May, 2012 – Graham Miln

Hard Knock Life

I did not plan to throw myself into the French healthcare system so soon. The odds turned against me on Friday and I found myself in a French hospital emergency department being treated for a nasty fall on concrete.

I went running on a wet surface and slipped. Falling badly I landed with a knock to my head and more blood than I care to recall. Thankfully Megan was not far away and I was able to get back to the apartment on foot.

There was a moment when I had to admit I needed medical help and that the situation was not fixable by my own means. In that moment, I had to accept that we would need to not only find somewhere to seek immediate treatment but also deal exclusively in French for a critical situation; all without any time to prepare.

As I cleaned up some of the still flowing blood, Megan looked for the nearest hospital with an emergency department. Oddly searching in English was more effective than searching in French. Google gave us our destination and it was not too far.

The entrance to the emergency department.
The entrance to the emergency department.

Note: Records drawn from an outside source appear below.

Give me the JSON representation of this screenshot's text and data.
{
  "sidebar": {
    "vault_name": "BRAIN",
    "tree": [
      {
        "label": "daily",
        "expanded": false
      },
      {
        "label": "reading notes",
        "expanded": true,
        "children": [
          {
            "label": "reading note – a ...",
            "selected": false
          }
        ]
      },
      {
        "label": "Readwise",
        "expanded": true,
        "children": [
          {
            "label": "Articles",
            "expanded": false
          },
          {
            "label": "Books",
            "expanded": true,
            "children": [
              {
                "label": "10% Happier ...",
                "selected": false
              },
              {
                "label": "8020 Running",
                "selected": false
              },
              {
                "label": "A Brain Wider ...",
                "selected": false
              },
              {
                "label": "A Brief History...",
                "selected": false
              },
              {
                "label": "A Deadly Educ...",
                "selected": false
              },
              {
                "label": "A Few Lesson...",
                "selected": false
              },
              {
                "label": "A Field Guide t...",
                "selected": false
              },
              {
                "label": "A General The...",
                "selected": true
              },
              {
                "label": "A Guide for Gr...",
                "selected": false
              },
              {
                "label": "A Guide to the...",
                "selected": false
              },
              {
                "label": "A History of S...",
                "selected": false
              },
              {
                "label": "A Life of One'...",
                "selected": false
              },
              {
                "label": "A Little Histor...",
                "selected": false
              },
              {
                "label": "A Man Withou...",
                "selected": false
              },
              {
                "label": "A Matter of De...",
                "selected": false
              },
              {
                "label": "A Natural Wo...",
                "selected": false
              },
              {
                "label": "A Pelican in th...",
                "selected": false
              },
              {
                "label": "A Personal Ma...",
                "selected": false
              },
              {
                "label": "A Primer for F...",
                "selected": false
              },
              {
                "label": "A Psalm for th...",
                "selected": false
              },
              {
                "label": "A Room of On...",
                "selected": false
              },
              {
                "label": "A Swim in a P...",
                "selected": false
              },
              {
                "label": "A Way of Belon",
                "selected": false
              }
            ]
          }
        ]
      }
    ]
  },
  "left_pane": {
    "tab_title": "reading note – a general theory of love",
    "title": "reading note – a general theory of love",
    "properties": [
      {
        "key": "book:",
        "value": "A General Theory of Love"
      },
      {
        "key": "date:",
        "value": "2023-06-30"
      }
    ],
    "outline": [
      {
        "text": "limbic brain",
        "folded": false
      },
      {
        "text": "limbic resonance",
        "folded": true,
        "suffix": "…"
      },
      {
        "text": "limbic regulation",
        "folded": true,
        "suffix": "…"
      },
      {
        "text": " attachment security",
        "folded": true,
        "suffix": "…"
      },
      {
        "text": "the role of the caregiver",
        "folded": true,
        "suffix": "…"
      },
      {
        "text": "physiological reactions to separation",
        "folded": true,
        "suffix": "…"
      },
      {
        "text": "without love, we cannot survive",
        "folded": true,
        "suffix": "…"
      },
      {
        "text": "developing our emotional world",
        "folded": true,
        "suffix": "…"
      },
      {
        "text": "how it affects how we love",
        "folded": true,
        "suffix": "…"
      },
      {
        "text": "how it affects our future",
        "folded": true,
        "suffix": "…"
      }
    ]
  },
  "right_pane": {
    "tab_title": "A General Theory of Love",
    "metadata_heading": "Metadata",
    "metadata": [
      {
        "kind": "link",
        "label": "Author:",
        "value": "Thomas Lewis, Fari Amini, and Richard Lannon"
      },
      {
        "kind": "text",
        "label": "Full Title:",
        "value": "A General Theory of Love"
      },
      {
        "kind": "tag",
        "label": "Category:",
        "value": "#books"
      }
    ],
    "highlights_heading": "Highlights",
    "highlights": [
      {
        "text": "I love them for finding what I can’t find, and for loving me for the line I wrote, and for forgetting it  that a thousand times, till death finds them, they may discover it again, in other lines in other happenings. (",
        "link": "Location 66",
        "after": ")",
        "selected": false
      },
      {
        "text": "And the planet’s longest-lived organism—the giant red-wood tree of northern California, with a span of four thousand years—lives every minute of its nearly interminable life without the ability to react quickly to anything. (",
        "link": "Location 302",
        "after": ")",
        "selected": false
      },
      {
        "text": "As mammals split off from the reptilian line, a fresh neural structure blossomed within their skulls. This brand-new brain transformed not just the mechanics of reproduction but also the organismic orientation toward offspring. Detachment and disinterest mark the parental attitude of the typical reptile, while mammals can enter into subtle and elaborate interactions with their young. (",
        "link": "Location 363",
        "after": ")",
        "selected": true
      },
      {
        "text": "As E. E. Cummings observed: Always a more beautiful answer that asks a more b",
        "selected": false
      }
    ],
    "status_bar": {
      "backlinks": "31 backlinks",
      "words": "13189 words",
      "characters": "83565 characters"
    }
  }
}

An hour and a bit later I was leaving the hospital patched up enough to recover at my own pace.

I was taken to this treatment room soon after arriving.
I was taken to this treatment room soon after arriving.

Always with camera, waiting in the treatment room.

I had heard the French medical system and treatment is excellent. In my short time in the hospital I was given no reason to doubt that reputation. The building was not shiny; it felt used. The emergency department was not busy or harried; it felt calm and we were stepped through the process with relative ease. There was a degree of French queuing and paperwork involved but nothing unexpected. My visit cost just 27 Euros.

Our French was enough but only just. Until now we have been able to face most new situations together. Between us, Megan and I can get by with a mixture of understanding and educated guess work of what is happening and what is expected.

In the hospital I found myself alone in a treatment room dealing with various members of staff. I surprised myself by being able to speak in broken French even while swabs of various disinfecting chemicals were being applied to my face. The stress of the situation did not blank my mind, and that has since been a boost to my confidence.

Thankfully the doctor I saw was able to speak English with ease. Given the knock to my head she seemed to prefer that I spoke to her in English. I presume to ensure I understood and answered specific questions accurately. It was luck that the doctor spoke English. I had not assumed it, and was pleased to have already gleaned from the nurses most of what she reiterated.

Having to cope in another language is tough but it helps to shed my expectations and assumptions. We are learning not to guess too often and not to assume processes and procedures will work as we expect. This quiet shift in our thinking is paying dividends. I am learning to accept I will look foolish, even child like, to some.